Northern Ireland's road safety television advertisements, well-known for using shocking imagery to get their message across, have fallen victim to budget cuts.
The advertisements have been widely praised for bringing home the deadly consequences of drink-driving or drinking whilst using a mobile phone.
At a meeting of Stormont's Infrastructure Committee on Wednesday during a briefing on road safety and driver and vehicle regulation, MLAs were told of how millions had been taken out of the budget for the campaigns.
They were told as well as cutting the length of the ads the use of music has been changed from well-known artists to stock tunes.
Head of road safety strategy promotion and outreach at the Department for Infrastructure (DfI) Lynda Hurley said that her budget had been cut from a high of £3million in 2013 to just £700k for the current financial year.
Mrs Hurley told MLAs her budget two years earlier had been £1m.
She said the budget had traditionally been in the £1.5m to £2m region but accepted that "there are budgetary constraints everywhere across our department and other departments".
Mrs Hurley said that as a result of the budget cuts she was forced to rethink the DfI's road safety advertising campaign.
"We looked at some campaigns on television and reduced them in length so we could still get the maximum number of campaigns out with the money available," she explained.
"A lot of those campaigns may have been around 50-60 seconds long with certain music which helped emphasise the message.
"We reduced the campaigns to 30-40 seconds and removed the music and put in library music which doesn't cost the same amount of money to our budget, but the core message of those campaigns are still there."
Mrs Hurley explained that the peak of the funding coincided with the lowest road deaths on record in 2012 when 48 people died.
SDLP MLA Dolores Kelly said insurance companies had an obligation to contribute to road safety campaigns.
Mrs Hurley said in the past the department had been quite successful getting sponsorship from the insurance industry for television ads.
"In recent years it has been very difficult to get insurance companies to sponsor the campaigns, they want a payback guarantee of airtime and how frequently they are going to be on TV and what dividend there is going to be for them," she said.
She clarified that the campaigns were created in advance and sponsorship was sought after, saying the insurance companies had no control over the content of the advertisements.
Mrs Kelly said: "They have no legal or moral obligation it seems, but it might be something worth exploring."
Previous ads have shown an entire classroom of children being killed by a man speeding along a country road, while another showed the slowed down effects of a crash inside a vehicle when not wearing a seatbelt.

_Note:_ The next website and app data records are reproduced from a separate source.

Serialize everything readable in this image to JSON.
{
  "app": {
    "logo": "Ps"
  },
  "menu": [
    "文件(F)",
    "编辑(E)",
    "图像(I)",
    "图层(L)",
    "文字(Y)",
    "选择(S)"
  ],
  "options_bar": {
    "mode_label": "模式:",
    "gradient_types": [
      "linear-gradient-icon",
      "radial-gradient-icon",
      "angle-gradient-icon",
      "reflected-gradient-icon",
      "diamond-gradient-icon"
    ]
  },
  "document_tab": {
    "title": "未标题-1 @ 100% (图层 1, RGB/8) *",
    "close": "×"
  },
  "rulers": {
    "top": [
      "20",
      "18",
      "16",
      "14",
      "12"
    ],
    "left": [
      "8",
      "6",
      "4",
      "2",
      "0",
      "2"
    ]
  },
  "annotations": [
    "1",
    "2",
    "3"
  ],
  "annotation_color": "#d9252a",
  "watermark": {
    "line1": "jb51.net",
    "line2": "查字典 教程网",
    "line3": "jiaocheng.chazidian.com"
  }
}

Another campaign showed the bereaved loved ones of people killed in road accidents sharing the effect of their loss.
The campaigns date back to the mid-1990s and are well remembered for their graphic content. They originally fell under the remit of Stormont's old Department of the Environment.